> _REQUIRED WORK_:
Go through the records, and copy each line in which the string "target" is present.

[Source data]
——————————

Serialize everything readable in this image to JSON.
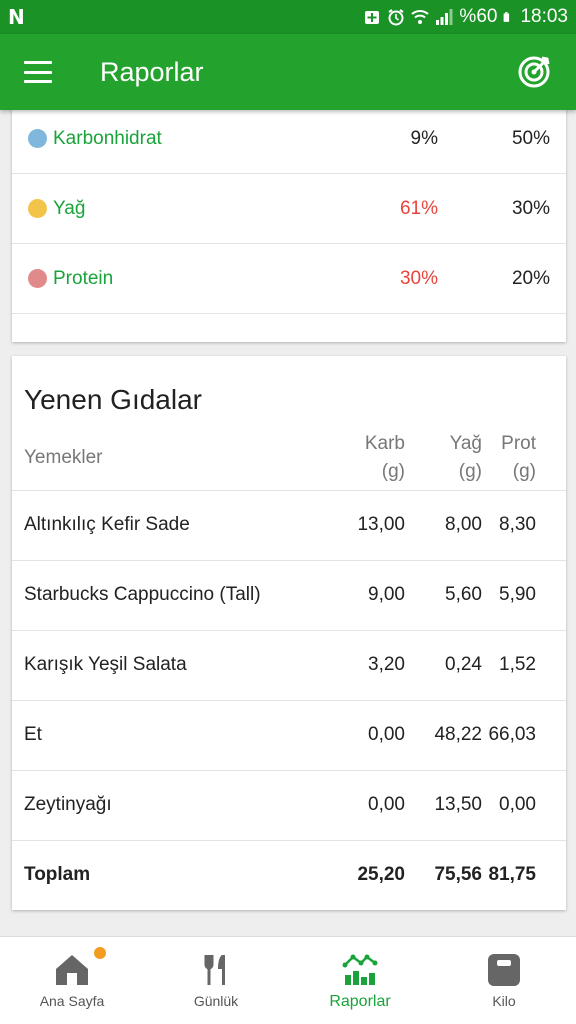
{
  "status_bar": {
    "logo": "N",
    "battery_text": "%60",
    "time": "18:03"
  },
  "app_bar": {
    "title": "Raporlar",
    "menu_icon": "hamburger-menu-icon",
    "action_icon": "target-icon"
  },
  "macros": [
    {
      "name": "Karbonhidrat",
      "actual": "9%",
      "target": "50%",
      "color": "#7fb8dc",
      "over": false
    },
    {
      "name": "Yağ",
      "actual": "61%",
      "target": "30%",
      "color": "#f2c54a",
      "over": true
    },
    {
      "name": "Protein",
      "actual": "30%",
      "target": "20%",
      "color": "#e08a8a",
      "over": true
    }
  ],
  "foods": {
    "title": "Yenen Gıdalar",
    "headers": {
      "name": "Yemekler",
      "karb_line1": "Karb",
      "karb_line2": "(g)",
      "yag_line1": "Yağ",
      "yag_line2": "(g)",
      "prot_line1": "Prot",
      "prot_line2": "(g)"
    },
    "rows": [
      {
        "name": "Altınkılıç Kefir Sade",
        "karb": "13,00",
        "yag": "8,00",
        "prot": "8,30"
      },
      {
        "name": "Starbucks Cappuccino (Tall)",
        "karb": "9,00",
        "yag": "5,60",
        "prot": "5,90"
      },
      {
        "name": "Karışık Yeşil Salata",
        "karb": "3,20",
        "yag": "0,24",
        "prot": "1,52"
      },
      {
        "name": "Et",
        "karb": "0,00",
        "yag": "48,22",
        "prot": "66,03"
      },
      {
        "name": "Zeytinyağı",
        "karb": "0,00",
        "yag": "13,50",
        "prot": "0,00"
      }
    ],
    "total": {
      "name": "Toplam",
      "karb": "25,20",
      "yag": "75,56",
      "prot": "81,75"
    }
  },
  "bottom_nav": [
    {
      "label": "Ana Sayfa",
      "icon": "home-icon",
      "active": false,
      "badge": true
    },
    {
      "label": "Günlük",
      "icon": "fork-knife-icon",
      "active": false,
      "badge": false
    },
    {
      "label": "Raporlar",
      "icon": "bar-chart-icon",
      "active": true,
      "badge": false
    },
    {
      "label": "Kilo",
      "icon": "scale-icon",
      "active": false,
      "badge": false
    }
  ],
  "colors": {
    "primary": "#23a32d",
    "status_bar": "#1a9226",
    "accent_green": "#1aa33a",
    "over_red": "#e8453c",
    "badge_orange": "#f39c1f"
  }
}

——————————

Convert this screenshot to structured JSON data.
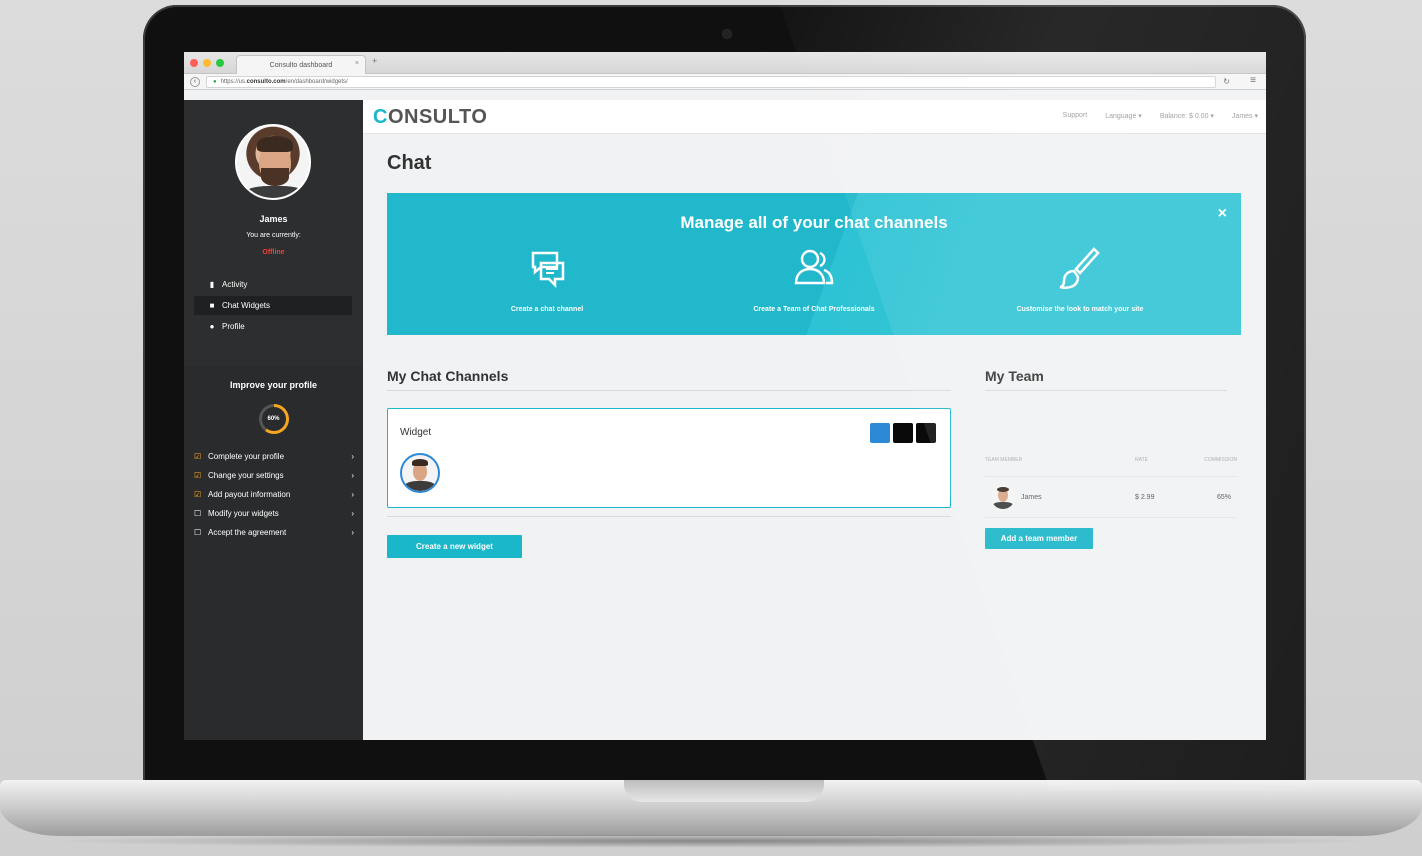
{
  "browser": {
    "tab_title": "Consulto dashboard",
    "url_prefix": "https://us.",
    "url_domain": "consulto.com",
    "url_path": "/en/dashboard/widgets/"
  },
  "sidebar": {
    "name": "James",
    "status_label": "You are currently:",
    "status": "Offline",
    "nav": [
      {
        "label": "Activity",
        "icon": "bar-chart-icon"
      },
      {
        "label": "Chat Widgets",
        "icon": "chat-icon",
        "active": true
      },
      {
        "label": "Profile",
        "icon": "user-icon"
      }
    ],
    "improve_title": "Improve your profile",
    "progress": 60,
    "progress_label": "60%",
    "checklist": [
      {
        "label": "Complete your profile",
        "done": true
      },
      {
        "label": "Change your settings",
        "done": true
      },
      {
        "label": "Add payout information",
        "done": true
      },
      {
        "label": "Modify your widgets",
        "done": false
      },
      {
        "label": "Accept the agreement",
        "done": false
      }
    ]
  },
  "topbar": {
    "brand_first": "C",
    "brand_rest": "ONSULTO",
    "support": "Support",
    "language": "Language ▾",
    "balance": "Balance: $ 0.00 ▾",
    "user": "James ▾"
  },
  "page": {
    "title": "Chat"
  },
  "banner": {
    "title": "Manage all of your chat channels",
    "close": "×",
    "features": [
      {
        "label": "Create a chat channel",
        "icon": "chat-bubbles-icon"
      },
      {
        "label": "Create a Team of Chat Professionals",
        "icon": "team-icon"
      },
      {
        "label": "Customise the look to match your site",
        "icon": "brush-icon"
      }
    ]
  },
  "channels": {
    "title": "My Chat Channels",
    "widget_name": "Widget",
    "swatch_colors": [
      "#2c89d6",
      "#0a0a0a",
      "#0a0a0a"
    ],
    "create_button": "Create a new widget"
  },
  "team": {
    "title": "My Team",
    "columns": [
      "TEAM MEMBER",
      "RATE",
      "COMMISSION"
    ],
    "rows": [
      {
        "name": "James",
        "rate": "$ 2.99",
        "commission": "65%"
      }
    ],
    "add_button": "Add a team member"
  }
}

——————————

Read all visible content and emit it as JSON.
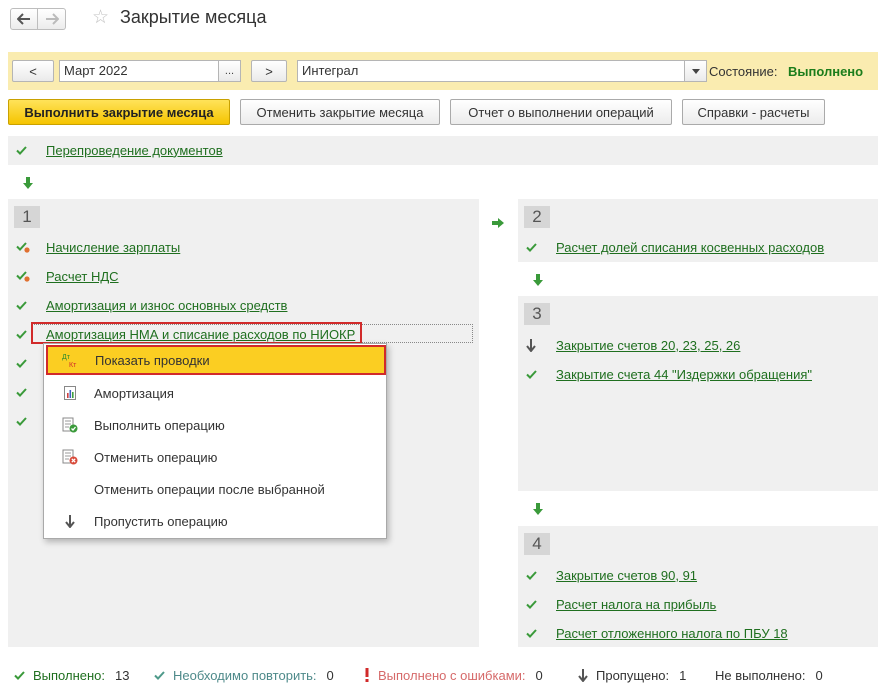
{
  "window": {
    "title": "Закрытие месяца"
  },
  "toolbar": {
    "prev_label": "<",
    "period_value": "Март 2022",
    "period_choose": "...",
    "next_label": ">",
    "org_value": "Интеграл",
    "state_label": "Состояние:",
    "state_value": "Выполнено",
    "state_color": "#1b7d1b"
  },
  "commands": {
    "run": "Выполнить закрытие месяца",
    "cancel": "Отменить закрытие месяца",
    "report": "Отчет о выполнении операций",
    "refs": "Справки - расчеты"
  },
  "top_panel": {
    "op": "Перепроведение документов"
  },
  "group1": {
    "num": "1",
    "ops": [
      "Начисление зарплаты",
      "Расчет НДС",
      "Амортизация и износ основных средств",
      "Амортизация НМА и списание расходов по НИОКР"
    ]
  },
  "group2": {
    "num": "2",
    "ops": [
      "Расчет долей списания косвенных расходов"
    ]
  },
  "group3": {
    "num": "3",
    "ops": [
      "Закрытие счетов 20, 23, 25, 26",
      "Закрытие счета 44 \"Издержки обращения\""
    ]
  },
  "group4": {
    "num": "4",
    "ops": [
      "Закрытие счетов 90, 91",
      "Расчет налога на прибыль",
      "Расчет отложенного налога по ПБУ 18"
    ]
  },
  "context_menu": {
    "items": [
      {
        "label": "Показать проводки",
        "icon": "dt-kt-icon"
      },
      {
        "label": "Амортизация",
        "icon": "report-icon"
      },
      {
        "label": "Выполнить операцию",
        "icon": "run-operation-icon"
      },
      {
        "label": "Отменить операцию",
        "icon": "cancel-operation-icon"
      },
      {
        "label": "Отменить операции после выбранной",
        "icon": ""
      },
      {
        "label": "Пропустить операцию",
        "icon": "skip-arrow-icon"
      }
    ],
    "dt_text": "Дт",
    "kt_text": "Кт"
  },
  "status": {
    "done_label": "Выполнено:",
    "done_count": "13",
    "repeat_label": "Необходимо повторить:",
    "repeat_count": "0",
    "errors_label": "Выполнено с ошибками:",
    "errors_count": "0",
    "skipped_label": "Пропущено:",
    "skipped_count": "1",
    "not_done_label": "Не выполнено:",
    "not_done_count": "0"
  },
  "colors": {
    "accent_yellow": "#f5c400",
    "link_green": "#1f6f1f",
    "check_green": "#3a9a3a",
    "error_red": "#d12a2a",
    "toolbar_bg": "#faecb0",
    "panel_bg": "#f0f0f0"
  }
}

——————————

> _ANSWER AREA_:
    "action_icon": "target-icon"
      "target": "50%",
      "target": "30%",
      "target": "20%",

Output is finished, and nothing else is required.